[Entries from a dataset of interfaces]
===============
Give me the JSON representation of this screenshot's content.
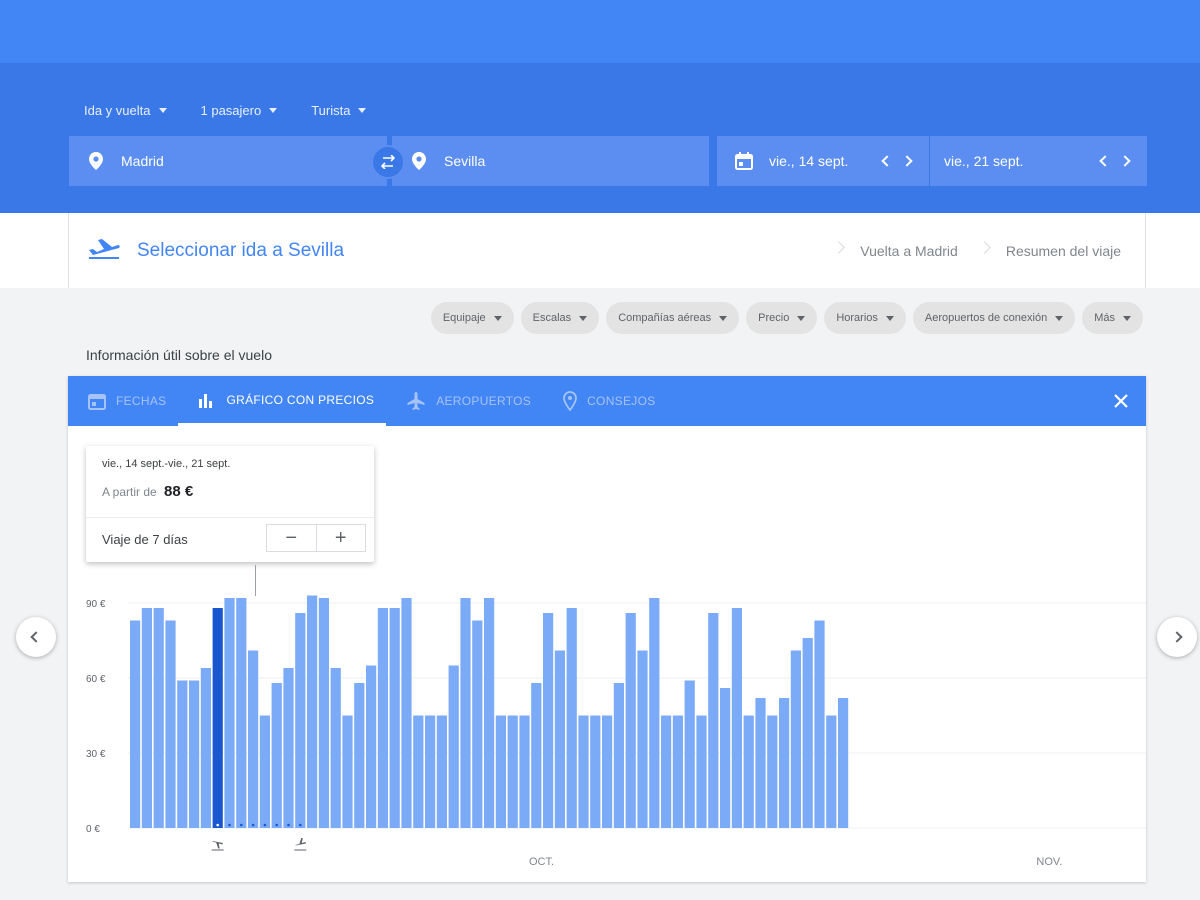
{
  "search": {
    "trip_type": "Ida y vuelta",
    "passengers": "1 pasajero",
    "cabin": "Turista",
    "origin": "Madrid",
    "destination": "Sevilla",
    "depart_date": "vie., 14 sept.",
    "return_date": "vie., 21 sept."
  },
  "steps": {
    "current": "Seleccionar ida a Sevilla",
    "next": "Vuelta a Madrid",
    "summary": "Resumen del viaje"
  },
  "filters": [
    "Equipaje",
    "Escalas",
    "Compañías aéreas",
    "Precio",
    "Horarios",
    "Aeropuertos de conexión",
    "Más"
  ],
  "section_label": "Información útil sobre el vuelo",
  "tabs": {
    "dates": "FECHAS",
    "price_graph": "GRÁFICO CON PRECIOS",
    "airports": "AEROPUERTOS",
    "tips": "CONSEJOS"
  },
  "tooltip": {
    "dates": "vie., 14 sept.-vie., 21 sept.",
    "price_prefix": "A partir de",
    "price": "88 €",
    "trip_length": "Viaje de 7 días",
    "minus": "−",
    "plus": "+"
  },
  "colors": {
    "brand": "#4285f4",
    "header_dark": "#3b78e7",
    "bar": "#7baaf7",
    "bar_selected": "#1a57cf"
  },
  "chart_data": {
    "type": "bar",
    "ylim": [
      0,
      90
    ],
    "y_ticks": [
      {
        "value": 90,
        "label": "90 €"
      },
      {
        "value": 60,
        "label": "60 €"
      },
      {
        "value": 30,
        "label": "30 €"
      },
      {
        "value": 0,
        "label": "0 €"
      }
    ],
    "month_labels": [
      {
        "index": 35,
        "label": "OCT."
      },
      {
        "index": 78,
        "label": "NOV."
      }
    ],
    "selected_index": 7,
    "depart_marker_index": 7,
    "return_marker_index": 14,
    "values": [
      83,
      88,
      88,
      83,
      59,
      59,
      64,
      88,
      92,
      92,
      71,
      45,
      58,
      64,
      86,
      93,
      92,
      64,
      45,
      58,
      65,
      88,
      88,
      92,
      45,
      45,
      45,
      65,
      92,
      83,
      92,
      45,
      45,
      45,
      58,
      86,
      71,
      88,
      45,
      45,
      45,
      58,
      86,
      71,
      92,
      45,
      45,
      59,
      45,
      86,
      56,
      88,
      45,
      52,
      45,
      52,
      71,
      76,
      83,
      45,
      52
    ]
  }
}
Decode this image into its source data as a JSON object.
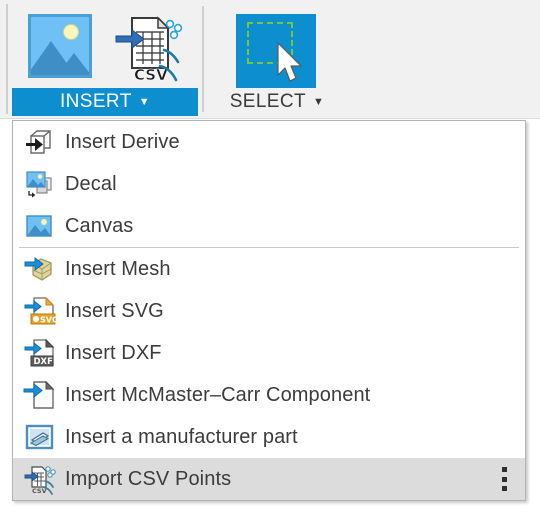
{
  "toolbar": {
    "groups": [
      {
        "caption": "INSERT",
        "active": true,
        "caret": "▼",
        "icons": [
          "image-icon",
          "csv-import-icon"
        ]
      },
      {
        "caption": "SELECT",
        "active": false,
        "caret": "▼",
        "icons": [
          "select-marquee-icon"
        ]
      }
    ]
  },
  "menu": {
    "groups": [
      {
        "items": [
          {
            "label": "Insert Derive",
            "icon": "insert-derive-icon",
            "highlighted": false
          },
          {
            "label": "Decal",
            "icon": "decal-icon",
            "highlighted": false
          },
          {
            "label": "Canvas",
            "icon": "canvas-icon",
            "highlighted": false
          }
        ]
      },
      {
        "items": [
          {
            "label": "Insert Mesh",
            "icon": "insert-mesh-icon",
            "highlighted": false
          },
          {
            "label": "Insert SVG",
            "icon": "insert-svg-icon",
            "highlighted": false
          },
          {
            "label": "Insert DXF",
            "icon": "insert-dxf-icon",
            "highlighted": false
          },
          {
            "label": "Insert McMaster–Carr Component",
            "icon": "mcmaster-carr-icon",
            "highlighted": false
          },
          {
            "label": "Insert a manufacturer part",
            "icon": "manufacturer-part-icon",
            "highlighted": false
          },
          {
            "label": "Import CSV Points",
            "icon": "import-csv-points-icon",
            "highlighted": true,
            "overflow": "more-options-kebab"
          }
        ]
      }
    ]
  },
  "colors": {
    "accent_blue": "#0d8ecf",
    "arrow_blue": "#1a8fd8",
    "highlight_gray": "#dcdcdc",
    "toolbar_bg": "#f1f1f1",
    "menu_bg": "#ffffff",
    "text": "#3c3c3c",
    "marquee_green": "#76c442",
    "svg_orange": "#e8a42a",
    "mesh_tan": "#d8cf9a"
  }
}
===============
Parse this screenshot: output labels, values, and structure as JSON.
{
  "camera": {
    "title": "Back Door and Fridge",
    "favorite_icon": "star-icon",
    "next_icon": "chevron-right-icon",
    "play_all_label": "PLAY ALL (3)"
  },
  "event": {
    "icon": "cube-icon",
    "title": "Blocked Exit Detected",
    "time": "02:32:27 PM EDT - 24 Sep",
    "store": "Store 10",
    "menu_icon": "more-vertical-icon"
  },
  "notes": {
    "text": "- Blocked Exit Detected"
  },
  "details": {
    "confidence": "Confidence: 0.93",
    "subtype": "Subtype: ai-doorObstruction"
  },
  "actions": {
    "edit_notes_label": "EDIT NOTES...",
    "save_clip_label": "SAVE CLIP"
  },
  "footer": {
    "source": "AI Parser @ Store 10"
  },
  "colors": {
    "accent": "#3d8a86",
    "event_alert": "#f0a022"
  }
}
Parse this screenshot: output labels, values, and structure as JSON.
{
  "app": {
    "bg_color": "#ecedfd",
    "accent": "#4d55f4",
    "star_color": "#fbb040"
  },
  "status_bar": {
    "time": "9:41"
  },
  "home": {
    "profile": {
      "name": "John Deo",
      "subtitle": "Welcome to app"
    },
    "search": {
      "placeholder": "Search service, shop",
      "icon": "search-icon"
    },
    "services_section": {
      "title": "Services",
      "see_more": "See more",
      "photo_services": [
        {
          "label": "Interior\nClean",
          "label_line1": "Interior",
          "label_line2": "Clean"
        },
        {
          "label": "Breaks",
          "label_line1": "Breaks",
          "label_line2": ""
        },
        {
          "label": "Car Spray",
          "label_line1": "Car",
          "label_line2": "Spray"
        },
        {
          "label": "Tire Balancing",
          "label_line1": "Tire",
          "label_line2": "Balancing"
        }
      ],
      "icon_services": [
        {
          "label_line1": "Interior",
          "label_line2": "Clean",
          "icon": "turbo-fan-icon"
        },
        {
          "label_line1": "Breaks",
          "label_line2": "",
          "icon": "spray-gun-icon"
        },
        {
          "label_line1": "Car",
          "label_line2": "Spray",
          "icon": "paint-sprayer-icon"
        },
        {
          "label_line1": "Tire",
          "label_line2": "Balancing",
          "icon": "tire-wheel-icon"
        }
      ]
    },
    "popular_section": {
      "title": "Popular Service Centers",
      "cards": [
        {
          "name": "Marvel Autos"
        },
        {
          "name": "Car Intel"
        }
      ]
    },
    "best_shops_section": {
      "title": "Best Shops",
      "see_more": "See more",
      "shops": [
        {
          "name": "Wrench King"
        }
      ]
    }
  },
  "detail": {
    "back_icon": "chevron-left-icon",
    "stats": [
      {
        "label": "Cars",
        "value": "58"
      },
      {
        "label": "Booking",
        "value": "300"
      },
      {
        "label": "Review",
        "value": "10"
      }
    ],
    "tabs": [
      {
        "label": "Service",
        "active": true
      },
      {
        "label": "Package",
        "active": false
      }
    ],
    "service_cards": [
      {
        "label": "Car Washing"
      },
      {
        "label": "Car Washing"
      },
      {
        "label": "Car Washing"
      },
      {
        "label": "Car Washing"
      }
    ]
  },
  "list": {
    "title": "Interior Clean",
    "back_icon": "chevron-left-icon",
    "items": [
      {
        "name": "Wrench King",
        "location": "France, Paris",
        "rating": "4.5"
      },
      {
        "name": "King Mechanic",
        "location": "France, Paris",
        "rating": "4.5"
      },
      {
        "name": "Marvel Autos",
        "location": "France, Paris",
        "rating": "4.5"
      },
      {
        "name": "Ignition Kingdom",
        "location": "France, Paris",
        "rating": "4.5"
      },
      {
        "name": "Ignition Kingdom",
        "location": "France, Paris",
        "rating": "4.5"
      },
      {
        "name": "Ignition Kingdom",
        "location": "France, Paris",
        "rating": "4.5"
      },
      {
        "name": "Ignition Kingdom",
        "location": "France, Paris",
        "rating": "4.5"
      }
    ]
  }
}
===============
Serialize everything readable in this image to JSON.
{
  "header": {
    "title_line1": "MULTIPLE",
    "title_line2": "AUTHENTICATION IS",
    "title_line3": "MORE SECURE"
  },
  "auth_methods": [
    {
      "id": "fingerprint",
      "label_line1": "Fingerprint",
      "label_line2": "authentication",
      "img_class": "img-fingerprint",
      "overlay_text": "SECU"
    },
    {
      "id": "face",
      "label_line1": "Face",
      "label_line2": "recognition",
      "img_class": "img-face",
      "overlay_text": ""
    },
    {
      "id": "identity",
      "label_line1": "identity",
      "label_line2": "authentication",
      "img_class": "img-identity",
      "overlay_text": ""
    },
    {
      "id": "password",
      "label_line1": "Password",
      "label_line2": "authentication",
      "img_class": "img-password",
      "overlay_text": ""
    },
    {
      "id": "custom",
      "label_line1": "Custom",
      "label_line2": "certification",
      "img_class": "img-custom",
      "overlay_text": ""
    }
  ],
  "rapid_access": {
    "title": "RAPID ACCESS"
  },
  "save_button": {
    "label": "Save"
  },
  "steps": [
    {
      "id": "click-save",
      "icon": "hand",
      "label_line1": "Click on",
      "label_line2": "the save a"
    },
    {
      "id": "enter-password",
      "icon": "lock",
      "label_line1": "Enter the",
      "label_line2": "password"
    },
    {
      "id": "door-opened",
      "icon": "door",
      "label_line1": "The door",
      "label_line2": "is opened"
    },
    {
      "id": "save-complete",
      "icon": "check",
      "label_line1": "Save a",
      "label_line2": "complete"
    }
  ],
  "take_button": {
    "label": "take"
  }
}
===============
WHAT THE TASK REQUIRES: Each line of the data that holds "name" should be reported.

OUTPUT OF THE TASK:
      "name": "John Deo",
          "name": "Marvel Autos"
          "name": "Car Intel"
          "name": "Wrench King"
        "name": "Wrench King",
        "name": "King Mechanic",
        "name": "Marvel Autos",
        "name": "Ignition Kingdom",
        "name": "Ignition Kingdom",
        "name": "Ignition Kingdom",
        "name": "Ignition Kingdom",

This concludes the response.